──────── Entries provided ────────

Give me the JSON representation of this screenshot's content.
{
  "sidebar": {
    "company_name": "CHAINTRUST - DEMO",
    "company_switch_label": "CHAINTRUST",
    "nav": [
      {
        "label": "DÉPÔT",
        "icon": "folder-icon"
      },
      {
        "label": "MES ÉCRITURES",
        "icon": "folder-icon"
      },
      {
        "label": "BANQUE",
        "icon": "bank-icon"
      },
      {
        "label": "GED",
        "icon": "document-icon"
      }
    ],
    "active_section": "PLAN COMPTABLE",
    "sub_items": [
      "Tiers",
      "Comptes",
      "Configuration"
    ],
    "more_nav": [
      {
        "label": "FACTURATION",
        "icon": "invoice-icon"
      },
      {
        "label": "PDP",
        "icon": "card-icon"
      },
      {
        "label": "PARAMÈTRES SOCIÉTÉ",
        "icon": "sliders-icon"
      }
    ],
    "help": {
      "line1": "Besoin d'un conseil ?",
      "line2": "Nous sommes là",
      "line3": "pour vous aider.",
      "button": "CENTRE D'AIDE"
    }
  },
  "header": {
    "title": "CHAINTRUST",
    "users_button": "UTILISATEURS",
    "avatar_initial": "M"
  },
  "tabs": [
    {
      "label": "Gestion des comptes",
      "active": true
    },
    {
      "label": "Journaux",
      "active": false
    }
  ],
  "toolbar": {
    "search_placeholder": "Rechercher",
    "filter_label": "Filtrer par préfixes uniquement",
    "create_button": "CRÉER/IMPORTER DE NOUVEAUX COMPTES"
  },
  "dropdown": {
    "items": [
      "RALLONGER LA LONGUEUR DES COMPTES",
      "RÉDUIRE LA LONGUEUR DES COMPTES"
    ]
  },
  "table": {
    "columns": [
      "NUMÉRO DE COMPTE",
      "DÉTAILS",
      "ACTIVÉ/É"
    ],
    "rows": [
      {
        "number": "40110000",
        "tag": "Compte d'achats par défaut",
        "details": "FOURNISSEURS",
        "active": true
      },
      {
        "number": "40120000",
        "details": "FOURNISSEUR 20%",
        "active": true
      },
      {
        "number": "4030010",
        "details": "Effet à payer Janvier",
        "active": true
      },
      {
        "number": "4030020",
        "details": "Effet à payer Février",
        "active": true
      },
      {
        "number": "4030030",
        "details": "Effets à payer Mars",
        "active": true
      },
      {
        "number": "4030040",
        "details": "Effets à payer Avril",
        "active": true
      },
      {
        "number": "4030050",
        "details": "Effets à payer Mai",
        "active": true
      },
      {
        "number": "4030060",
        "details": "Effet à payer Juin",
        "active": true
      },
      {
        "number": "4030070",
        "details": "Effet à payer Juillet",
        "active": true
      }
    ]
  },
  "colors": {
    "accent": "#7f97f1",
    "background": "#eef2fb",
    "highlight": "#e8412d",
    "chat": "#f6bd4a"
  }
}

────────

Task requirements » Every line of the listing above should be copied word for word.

Exercise solution »
Give me the JSON representation of this screenshot's content.
{
  "sidebar": {
    "company_name": "CHAINTRUST - DEMO",
    "company_switch_label": "CHAINTRUST",
    "nav": [
      {
        "label": "DÉPÔT",
        "icon": "folder-icon"
      },
      {
        "label": "MES ÉCRITURES",
        "icon": "folder-icon"
      },
      {
        "label": "BANQUE",
        "icon": "bank-icon"
      },
      {
        "label": "GED",
        "icon": "document-icon"
      }
    ],
    "active_section": "PLAN COMPTABLE",
    "sub_items": [
      "Tiers",
      "Comptes",
      "Configuration"
    ],
    "more_nav": [
      {
        "label": "FACTURATION",
        "icon": "invoice-icon"
      },
      {
        "label": "PDP",
        "icon": "card-icon"
      },
      {
        "label": "PARAMÈTRES SOCIÉTÉ",
        "icon": "sliders-icon"
      }
    ],
    "help": {
      "line1": "Besoin d'un conseil ?",
      "line2": "Nous sommes là",
      "line3": "pour vous aider.",
      "button": "CENTRE D'AIDE"
    }
  },
  "header": {
    "title": "CHAINTRUST",
    "users_button": "UTILISATEURS",
    "avatar_initial": "M"
  },
  "tabs": [
    {
      "label": "Gestion des comptes",
      "active": true
    },
    {
      "label": "Journaux",
      "active": false
    }
  ],
  "toolbar": {
    "search_placeholder": "Rechercher",
    "filter_label": "Filtrer par préfixes uniquement",
    "create_button": "CRÉER/IMPORTER DE NOUVEAUX COMPTES"
  },
  "dropdown": {
    "items": [
      "RALLONGER LA LONGUEUR DES COMPTES",
      "RÉDUIRE LA LONGUEUR DES COMPTES"
    ]
  },
  "table": {
    "columns": [
      "NUMÉRO DE COMPTE",
      "DÉTAILS",
      "ACTIVÉ/É"
    ],
    "rows": [
      {
        "number": "40110000",
        "tag": "Compte d'achats par défaut",
        "details": "FOURNISSEURS",
        "active": true
      },
      {
        "number": "40120000",
        "details": "FOURNISSEUR 20%",
        "active": true
      },
      {
        "number": "4030010",
        "details": "Effet à payer Janvier",
        "active": true
      },
      {
        "number": "4030020",
        "details": "Effet à payer Février",
        "active": true
      },
      {
        "number": "4030030",
        "details": "Effets à payer Mars",
        "active": true
      },
      {
        "number": "4030040",
        "details": "Effets à payer Avril",
        "active": true
      },
      {
        "number": "4030050",
        "details": "Effets à payer Mai",
        "active": true
      },
      {
        "number": "4030060",
        "details": "Effet à payer Juin",
        "active": true
      },
      {
        "number": "4030070",
        "details": "Effet à payer Juillet",
        "active": true
      }
    ]
  },
  "colors": {
    "accent": "#7f97f1",
    "background": "#eef2fb",
    "highlight": "#e8412d",
    "chat": "#f6bd4a"
  }
}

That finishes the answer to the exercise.